(PROBLEM TO WORK ON) Word for word, set down the entries that follow.

Records from a data source:
▽

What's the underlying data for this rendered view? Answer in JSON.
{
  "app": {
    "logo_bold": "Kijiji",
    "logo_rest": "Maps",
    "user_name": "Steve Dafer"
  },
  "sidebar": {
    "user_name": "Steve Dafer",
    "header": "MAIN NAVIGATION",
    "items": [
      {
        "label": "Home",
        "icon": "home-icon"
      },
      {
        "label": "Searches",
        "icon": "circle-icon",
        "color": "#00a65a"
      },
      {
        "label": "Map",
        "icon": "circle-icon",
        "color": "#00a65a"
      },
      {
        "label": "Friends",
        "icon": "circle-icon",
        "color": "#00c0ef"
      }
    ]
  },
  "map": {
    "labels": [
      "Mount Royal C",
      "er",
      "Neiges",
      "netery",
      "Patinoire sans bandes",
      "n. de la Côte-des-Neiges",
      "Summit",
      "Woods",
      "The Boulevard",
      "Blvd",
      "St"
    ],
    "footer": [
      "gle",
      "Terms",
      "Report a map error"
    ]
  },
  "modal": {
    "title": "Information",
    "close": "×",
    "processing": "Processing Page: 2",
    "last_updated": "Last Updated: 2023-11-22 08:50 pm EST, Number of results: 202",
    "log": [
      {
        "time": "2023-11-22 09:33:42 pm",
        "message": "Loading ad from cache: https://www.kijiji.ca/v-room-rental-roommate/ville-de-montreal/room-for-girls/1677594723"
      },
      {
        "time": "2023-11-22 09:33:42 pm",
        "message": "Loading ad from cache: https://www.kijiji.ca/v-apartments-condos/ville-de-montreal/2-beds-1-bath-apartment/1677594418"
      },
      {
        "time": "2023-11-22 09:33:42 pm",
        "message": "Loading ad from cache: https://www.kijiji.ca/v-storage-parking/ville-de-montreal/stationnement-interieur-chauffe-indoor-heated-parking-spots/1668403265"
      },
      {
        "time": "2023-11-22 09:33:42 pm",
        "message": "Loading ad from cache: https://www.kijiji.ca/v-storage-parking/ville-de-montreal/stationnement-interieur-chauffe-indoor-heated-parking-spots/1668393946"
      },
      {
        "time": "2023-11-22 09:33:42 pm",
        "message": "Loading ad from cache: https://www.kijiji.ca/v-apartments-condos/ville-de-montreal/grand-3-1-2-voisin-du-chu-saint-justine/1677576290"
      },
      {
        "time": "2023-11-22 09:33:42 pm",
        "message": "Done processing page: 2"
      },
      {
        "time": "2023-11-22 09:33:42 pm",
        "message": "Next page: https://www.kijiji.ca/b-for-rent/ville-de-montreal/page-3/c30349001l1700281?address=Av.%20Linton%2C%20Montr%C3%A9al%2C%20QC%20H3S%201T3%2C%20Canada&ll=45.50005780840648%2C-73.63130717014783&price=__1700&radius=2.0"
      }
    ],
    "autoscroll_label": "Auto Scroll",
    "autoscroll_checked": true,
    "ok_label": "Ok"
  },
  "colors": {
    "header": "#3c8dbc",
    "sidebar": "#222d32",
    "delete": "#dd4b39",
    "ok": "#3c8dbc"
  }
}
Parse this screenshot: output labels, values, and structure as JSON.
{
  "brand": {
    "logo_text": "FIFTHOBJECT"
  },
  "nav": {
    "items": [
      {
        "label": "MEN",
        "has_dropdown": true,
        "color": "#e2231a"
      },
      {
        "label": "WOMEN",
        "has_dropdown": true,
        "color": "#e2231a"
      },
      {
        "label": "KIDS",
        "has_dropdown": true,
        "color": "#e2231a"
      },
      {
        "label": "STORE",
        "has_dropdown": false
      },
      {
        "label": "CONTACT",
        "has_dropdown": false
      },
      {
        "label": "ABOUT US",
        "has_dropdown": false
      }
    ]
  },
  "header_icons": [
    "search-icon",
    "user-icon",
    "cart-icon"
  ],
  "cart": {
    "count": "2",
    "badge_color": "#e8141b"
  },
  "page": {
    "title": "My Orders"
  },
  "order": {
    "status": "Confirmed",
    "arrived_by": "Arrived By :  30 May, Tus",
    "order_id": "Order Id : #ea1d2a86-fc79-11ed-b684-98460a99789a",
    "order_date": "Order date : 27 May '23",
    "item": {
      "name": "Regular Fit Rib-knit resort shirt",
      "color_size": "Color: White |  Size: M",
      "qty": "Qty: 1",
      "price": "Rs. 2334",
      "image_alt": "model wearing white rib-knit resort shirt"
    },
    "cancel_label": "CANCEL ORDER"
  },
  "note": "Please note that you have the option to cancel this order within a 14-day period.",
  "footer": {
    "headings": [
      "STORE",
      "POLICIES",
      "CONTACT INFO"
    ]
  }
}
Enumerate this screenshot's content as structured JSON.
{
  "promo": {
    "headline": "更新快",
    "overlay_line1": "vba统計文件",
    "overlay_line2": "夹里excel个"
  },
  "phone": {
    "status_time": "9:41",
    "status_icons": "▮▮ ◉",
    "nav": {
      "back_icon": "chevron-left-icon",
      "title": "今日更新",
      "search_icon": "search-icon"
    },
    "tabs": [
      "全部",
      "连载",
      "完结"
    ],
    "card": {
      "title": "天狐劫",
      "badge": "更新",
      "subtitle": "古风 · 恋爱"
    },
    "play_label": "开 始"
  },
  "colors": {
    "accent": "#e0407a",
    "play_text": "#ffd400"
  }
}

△

(ANSWER TO THIS TASK)
What's the underlying data for this rendered view? Answer in JSON.
{
  "app": {
    "logo_bold": "Kijiji",
    "logo_rest": "Maps",
    "user_name": "Steve Dafer"
  },
  "sidebar": {
    "user_name": "Steve Dafer",
    "header": "MAIN NAVIGATION",
    "items": [
      {
        "label": "Home",
        "icon": "home-icon"
      },
      {
        "label": "Searches",
        "icon": "circle-icon",
        "color": "#00a65a"
      },
      {
        "label": "Map",
        "icon": "circle-icon",
        "color": "#00a65a"
      },
      {
        "label": "Friends",
        "icon": "circle-icon",
        "color": "#00c0ef"
      }
    ]
  },
  "map": {
    "labels": [
      "Mount Royal C",
      "er",
      "Neiges",
      "netery",
      "Patinoire sans bandes",
      "n. de la Côte-des-Neiges",
      "Summit",
      "Woods",
      "The Boulevard",
      "Blvd",
      "St"
    ],
    "footer": [
      "gle",
      "Terms",
      "Report a map error"
    ]
  },
  "modal": {
    "title": "Information",
    "close": "×",
    "processing": "Processing Page: 2",
    "last_updated": "Last Updated: 2023-11-22 08:50 pm EST, Number of results: 202",
    "log": [
      {
        "time": "2023-11-22 09:33:42 pm",
        "message": "Loading ad from cache: https://www.kijiji.ca/v-room-rental-roommate/ville-de-montreal/room-for-girls/1677594723"
      },
      {
        "time": "2023-11-22 09:33:42 pm",
        "message": "Loading ad from cache: https://www.kijiji.ca/v-apartments-condos/ville-de-montreal/2-beds-1-bath-apartment/1677594418"
      },
      {
        "time": "2023-11-22 09:33:42 pm",
        "message": "Loading ad from cache: https://www.kijiji.ca/v-storage-parking/ville-de-montreal/stationnement-interieur-chauffe-indoor-heated-parking-spots/1668403265"
      },
      {
        "time": "2023-11-22 09:33:42 pm",
        "message": "Loading ad from cache: https://www.kijiji.ca/v-storage-parking/ville-de-montreal/stationnement-interieur-chauffe-indoor-heated-parking-spots/1668393946"
      },
      {
        "time": "2023-11-22 09:33:42 pm",
        "message": "Loading ad from cache: https://www.kijiji.ca/v-apartments-condos/ville-de-montreal/grand-3-1-2-voisin-du-chu-saint-justine/1677576290"
      },
      {
        "time": "2023-11-22 09:33:42 pm",
        "message": "Done processing page: 2"
      },
      {
        "time": "2023-11-22 09:33:42 pm",
        "message": "Next page: https://www.kijiji.ca/b-for-rent/ville-de-montreal/page-3/c30349001l1700281?address=Av.%20Linton%2C%20Montr%C3%A9al%2C%20QC%20H3S%201T3%2C%20Canada&ll=45.50005780840648%2C-73.63130717014783&price=__1700&radius=2.0"
      }
    ],
    "autoscroll_label": "Auto Scroll",
    "autoscroll_checked": true,
    "ok_label": "Ok"
  },
  "colors": {
    "header": "#3c8dbc",
    "sidebar": "#222d32",
    "delete": "#dd4b39",
    "ok": "#3c8dbc"
  }
}
Parse this screenshot: output labels, values, and structure as JSON.
{
  "brand": {
    "logo_text": "FIFTHOBJECT"
  },
  "nav": {
    "items": [
      {
        "label": "MEN",
        "has_dropdown": true,
        "color": "#e2231a"
      },
      {
        "label": "WOMEN",
        "has_dropdown": true,
        "color": "#e2231a"
      },
      {
        "label": "KIDS",
        "has_dropdown": true,
        "color": "#e2231a"
      },
      {
        "label": "STORE",
        "has_dropdown": false
      },
      {
        "label": "CONTACT",
        "has_dropdown": false
      },
      {
        "label": "ABOUT US",
        "has_dropdown": false
      }
    ]
  },
  "header_icons": [
    "search-icon",
    "user-icon",
    "cart-icon"
  ],
  "cart": {
    "count": "2",
    "badge_color": "#e8141b"
  },
  "page": {
    "title": "My Orders"
  },
  "order": {
    "status": "Confirmed",
    "arrived_by": "Arrived By :  30 May, Tus",
    "order_id": "Order Id : #ea1d2a86-fc79-11ed-b684-98460a99789a",
    "order_date": "Order date : 27 May '23",
    "item": {
      "name": "Regular Fit Rib-knit resort shirt",
      "color_size": "Color: White |  Size: M",
      "qty": "Qty: 1",
      "price": "Rs. 2334",
      "image_alt": "model wearing white rib-knit resort shirt"
    },
    "cancel_label": "CANCEL ORDER"
  },
  "note": "Please note that you have the option to cancel this order within a 14-day period.",
  "footer": {
    "headings": [
      "STORE",
      "POLICIES",
      "CONTACT INFO"
    ]
  }
}
Enumerate this screenshot's content as structured JSON.
{
  "promo": {
    "headline": "更新快",
    "overlay_line1": "vba统計文件",
    "overlay_line2": "夹里excel个"
  },
  "phone": {
    "status_time": "9:41",
    "status_icons": "▮▮ ◉",
    "nav": {
      "back_icon": "chevron-left-icon",
      "title": "今日更新",
      "search_icon": "search-icon"
    },
    "tabs": [
      "全部",
      "连载",
      "完结"
    ],
    "card": {
      "title": "天狐劫",
      "badge": "更新",
      "subtitle": "古风 · 恋爱"
    },
    "play_label": "开 始"
  },
  "colors": {
    "accent": "#e0407a",
    "play_text": "#ffd400"
  }
}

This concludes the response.